*** Opening of Listed records ***
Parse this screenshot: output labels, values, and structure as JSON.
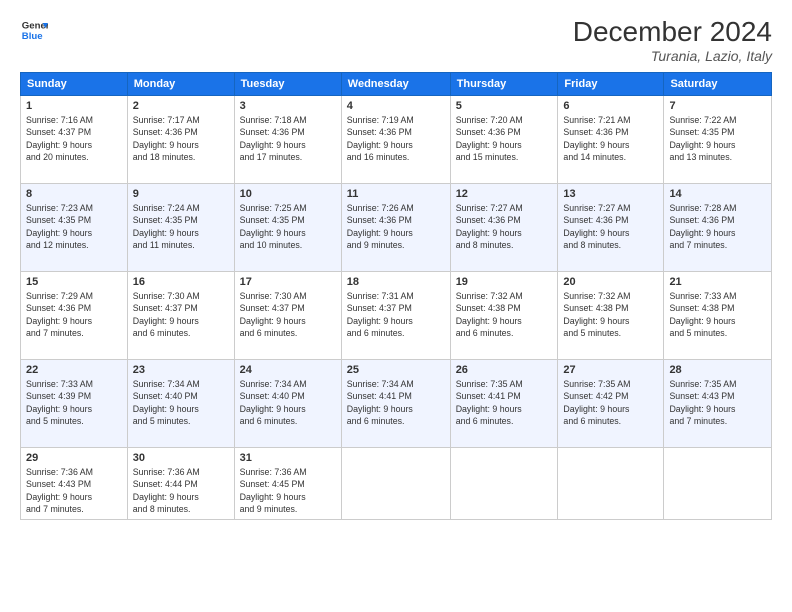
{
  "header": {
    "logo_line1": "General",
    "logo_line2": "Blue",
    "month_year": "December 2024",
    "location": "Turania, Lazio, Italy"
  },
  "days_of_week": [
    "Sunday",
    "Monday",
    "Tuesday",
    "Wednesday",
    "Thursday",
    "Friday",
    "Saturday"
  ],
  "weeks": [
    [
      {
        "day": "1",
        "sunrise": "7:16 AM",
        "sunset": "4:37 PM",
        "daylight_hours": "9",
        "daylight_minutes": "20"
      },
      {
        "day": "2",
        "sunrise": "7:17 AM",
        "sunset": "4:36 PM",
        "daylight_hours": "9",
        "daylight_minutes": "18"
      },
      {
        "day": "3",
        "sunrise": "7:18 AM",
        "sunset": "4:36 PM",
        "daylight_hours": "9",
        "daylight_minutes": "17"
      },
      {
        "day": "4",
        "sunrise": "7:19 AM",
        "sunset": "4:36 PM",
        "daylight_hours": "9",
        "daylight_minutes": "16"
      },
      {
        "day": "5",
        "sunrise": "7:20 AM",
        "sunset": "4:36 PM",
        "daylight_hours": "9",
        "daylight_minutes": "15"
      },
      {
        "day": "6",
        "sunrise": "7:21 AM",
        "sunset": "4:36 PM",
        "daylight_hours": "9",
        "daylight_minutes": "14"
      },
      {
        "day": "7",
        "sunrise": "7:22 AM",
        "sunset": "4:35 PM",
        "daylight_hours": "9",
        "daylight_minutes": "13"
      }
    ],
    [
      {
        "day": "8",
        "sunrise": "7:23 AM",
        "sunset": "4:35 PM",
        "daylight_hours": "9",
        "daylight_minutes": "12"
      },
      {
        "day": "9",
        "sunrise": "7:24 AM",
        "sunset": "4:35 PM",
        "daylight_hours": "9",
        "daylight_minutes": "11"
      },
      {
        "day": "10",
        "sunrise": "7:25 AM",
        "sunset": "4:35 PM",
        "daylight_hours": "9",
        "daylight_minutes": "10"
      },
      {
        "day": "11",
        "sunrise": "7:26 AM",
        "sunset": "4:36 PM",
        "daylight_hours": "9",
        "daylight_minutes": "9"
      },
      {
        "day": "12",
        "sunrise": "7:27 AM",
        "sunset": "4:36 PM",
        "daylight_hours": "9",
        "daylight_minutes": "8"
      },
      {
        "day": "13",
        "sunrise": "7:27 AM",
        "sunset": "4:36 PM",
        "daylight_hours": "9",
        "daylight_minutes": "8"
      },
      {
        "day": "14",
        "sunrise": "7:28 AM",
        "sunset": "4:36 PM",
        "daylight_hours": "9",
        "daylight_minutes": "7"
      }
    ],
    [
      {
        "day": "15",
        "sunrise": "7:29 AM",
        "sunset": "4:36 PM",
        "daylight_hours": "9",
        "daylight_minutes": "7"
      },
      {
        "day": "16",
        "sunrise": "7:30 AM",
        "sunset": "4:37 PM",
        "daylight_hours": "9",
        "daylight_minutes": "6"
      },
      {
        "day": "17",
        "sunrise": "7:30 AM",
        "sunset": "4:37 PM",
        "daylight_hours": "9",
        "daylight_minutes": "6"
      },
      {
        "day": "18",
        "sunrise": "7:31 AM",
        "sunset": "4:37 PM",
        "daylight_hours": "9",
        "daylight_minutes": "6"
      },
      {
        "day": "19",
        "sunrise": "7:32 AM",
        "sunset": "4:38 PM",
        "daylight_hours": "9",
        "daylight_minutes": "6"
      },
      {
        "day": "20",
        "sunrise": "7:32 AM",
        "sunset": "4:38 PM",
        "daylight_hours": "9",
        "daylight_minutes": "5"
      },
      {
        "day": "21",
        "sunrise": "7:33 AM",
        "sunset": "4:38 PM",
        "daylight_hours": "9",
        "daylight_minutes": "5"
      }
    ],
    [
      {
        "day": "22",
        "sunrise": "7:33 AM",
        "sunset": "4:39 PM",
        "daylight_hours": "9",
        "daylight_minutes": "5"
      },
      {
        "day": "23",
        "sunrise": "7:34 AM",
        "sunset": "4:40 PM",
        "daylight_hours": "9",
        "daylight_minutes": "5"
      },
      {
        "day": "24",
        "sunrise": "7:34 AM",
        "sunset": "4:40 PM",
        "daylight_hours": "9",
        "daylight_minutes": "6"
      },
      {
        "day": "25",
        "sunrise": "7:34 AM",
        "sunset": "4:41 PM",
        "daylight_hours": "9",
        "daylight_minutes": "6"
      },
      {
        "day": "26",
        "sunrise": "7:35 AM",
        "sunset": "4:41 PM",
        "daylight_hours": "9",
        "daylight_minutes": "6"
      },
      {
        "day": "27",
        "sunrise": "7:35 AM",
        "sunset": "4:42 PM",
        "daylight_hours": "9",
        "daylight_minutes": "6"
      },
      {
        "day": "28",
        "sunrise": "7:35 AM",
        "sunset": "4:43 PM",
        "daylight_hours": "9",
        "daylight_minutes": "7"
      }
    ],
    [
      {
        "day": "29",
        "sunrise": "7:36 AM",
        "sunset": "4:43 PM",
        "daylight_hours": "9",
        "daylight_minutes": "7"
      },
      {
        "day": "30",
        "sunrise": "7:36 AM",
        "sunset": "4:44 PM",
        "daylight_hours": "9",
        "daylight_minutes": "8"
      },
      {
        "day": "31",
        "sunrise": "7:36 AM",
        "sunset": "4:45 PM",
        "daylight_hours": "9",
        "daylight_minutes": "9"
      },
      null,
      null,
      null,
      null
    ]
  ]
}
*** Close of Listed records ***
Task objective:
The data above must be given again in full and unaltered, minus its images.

Response for this exercise:
Parse this screenshot: output labels, values, and structure as JSON.
{
  "header": {
    "logo_line1": "General",
    "logo_line2": "Blue",
    "month_year": "December 2024",
    "location": "Turania, Lazio, Italy"
  },
  "days_of_week": [
    "Sunday",
    "Monday",
    "Tuesday",
    "Wednesday",
    "Thursday",
    "Friday",
    "Saturday"
  ],
  "weeks": [
    [
      {
        "day": "1",
        "sunrise": "7:16 AM",
        "sunset": "4:37 PM",
        "daylight_hours": "9",
        "daylight_minutes": "20"
      },
      {
        "day": "2",
        "sunrise": "7:17 AM",
        "sunset": "4:36 PM",
        "daylight_hours": "9",
        "daylight_minutes": "18"
      },
      {
        "day": "3",
        "sunrise": "7:18 AM",
        "sunset": "4:36 PM",
        "daylight_hours": "9",
        "daylight_minutes": "17"
      },
      {
        "day": "4",
        "sunrise": "7:19 AM",
        "sunset": "4:36 PM",
        "daylight_hours": "9",
        "daylight_minutes": "16"
      },
      {
        "day": "5",
        "sunrise": "7:20 AM",
        "sunset": "4:36 PM",
        "daylight_hours": "9",
        "daylight_minutes": "15"
      },
      {
        "day": "6",
        "sunrise": "7:21 AM",
        "sunset": "4:36 PM",
        "daylight_hours": "9",
        "daylight_minutes": "14"
      },
      {
        "day": "7",
        "sunrise": "7:22 AM",
        "sunset": "4:35 PM",
        "daylight_hours": "9",
        "daylight_minutes": "13"
      }
    ],
    [
      {
        "day": "8",
        "sunrise": "7:23 AM",
        "sunset": "4:35 PM",
        "daylight_hours": "9",
        "daylight_minutes": "12"
      },
      {
        "day": "9",
        "sunrise": "7:24 AM",
        "sunset": "4:35 PM",
        "daylight_hours": "9",
        "daylight_minutes": "11"
      },
      {
        "day": "10",
        "sunrise": "7:25 AM",
        "sunset": "4:35 PM",
        "daylight_hours": "9",
        "daylight_minutes": "10"
      },
      {
        "day": "11",
        "sunrise": "7:26 AM",
        "sunset": "4:36 PM",
        "daylight_hours": "9",
        "daylight_minutes": "9"
      },
      {
        "day": "12",
        "sunrise": "7:27 AM",
        "sunset": "4:36 PM",
        "daylight_hours": "9",
        "daylight_minutes": "8"
      },
      {
        "day": "13",
        "sunrise": "7:27 AM",
        "sunset": "4:36 PM",
        "daylight_hours": "9",
        "daylight_minutes": "8"
      },
      {
        "day": "14",
        "sunrise": "7:28 AM",
        "sunset": "4:36 PM",
        "daylight_hours": "9",
        "daylight_minutes": "7"
      }
    ],
    [
      {
        "day": "15",
        "sunrise": "7:29 AM",
        "sunset": "4:36 PM",
        "daylight_hours": "9",
        "daylight_minutes": "7"
      },
      {
        "day": "16",
        "sunrise": "7:30 AM",
        "sunset": "4:37 PM",
        "daylight_hours": "9",
        "daylight_minutes": "6"
      },
      {
        "day": "17",
        "sunrise": "7:30 AM",
        "sunset": "4:37 PM",
        "daylight_hours": "9",
        "daylight_minutes": "6"
      },
      {
        "day": "18",
        "sunrise": "7:31 AM",
        "sunset": "4:37 PM",
        "daylight_hours": "9",
        "daylight_minutes": "6"
      },
      {
        "day": "19",
        "sunrise": "7:32 AM",
        "sunset": "4:38 PM",
        "daylight_hours": "9",
        "daylight_minutes": "6"
      },
      {
        "day": "20",
        "sunrise": "7:32 AM",
        "sunset": "4:38 PM",
        "daylight_hours": "9",
        "daylight_minutes": "5"
      },
      {
        "day": "21",
        "sunrise": "7:33 AM",
        "sunset": "4:38 PM",
        "daylight_hours": "9",
        "daylight_minutes": "5"
      }
    ],
    [
      {
        "day": "22",
        "sunrise": "7:33 AM",
        "sunset": "4:39 PM",
        "daylight_hours": "9",
        "daylight_minutes": "5"
      },
      {
        "day": "23",
        "sunrise": "7:34 AM",
        "sunset": "4:40 PM",
        "daylight_hours": "9",
        "daylight_minutes": "5"
      },
      {
        "day": "24",
        "sunrise": "7:34 AM",
        "sunset": "4:40 PM",
        "daylight_hours": "9",
        "daylight_minutes": "6"
      },
      {
        "day": "25",
        "sunrise": "7:34 AM",
        "sunset": "4:41 PM",
        "daylight_hours": "9",
        "daylight_minutes": "6"
      },
      {
        "day": "26",
        "sunrise": "7:35 AM",
        "sunset": "4:41 PM",
        "daylight_hours": "9",
        "daylight_minutes": "6"
      },
      {
        "day": "27",
        "sunrise": "7:35 AM",
        "sunset": "4:42 PM",
        "daylight_hours": "9",
        "daylight_minutes": "6"
      },
      {
        "day": "28",
        "sunrise": "7:35 AM",
        "sunset": "4:43 PM",
        "daylight_hours": "9",
        "daylight_minutes": "7"
      }
    ],
    [
      {
        "day": "29",
        "sunrise": "7:36 AM",
        "sunset": "4:43 PM",
        "daylight_hours": "9",
        "daylight_minutes": "7"
      },
      {
        "day": "30",
        "sunrise": "7:36 AM",
        "sunset": "4:44 PM",
        "daylight_hours": "9",
        "daylight_minutes": "8"
      },
      {
        "day": "31",
        "sunrise": "7:36 AM",
        "sunset": "4:45 PM",
        "daylight_hours": "9",
        "daylight_minutes": "9"
      },
      null,
      null,
      null,
      null
    ]
  ]
}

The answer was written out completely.